The SuperCam is currently undergoing its final stage of testing before getting ready to take to the cosmic skies in 2020. A step up from Curiosity, the new device can switch from a LIBS mode to a Raman mode of lasing. Raman lasing involves two different laser colors exciting and probing molecular vibration energies in order to obtain its chemical identification. This method produces ten times as many shots in each burst than its predecessor which is perfect for faster sampling and is produced by the second laser.
It’s this second laser that will allow the Mars 2020 rover to detect any possible evidence of alien life – past or present. There’s also an upgraded LIBS oscillator that uses a diode to pump Nd: YAG crystal to provide longer bursts than ChemCam and Nd: KGW. The SuperCam uses a multicolor stacked diode to pump a wide spectrum as the Nd: YAG absorbs over such a narrow range of frequencies to lase at a given temperature.
“This laser is running in burst mode, but with the laser, we can do 1000 shots in one burst while the ChemCam laser was 10 timeless,” said one of SuperCam’s developers, Eric Durand. “We longitudinally pump this laser with a stack which is a broadband emitting so that when the temperature is changing, the ND: YAG crystal is still absorbing the light and laser can be used over at least 50 to 60 degrees without temperature regulation.” It’s not too long now before the equipment will be on the Red Planet providing us with invaluable information that we would never have had before.
More News to Read
- Researchers Reveal New Insight into the Milky Way
- Molecule Building Robots are Here
- New Observations of Unusual Star Reveal A Remarkable Find
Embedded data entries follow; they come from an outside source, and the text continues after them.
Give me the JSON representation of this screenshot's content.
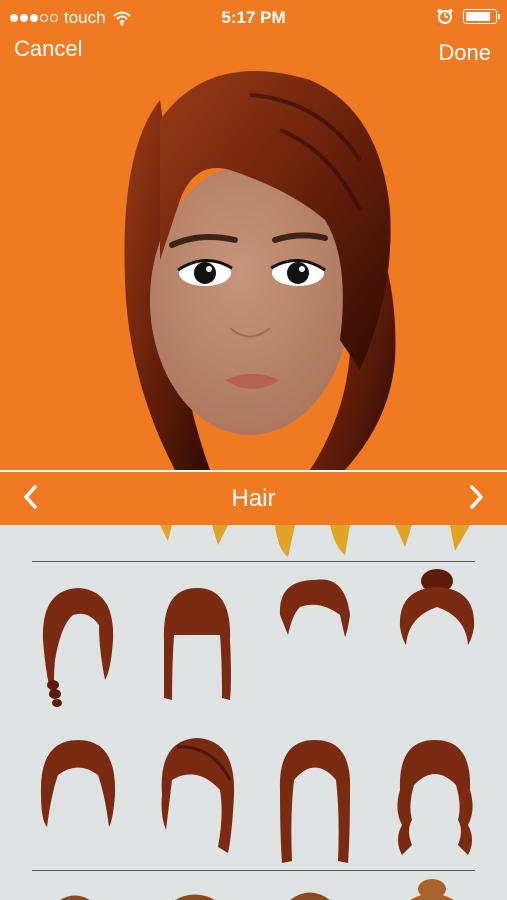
{
  "status": {
    "carrier": "touch",
    "time": "5:17 PM",
    "signal_dots_filled": 3,
    "signal_dots_total": 5,
    "battery_level": 0.9
  },
  "nav": {
    "cancel_label": "Cancel",
    "done_label": "Done"
  },
  "selector": {
    "title": "Hair",
    "prev_icon": "chevron-left-icon",
    "next_icon": "chevron-right-icon"
  },
  "colors": {
    "accent": "#f07a21",
    "panel": "#dfe3e3",
    "hair": "#7a2a10",
    "skin": "#b78366"
  },
  "hair_options": [
    "braid-side-part",
    "straight-bangs-long",
    "short-spiky",
    "top-bun",
    "bob-side-part",
    "angled-bob-bangs",
    "long-straight-center",
    "long-wavy"
  ]
}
- New System Developed Integrates Wireless High-Speed Data and Power Transfer
- Where Would We Be Without the Observatories of the World?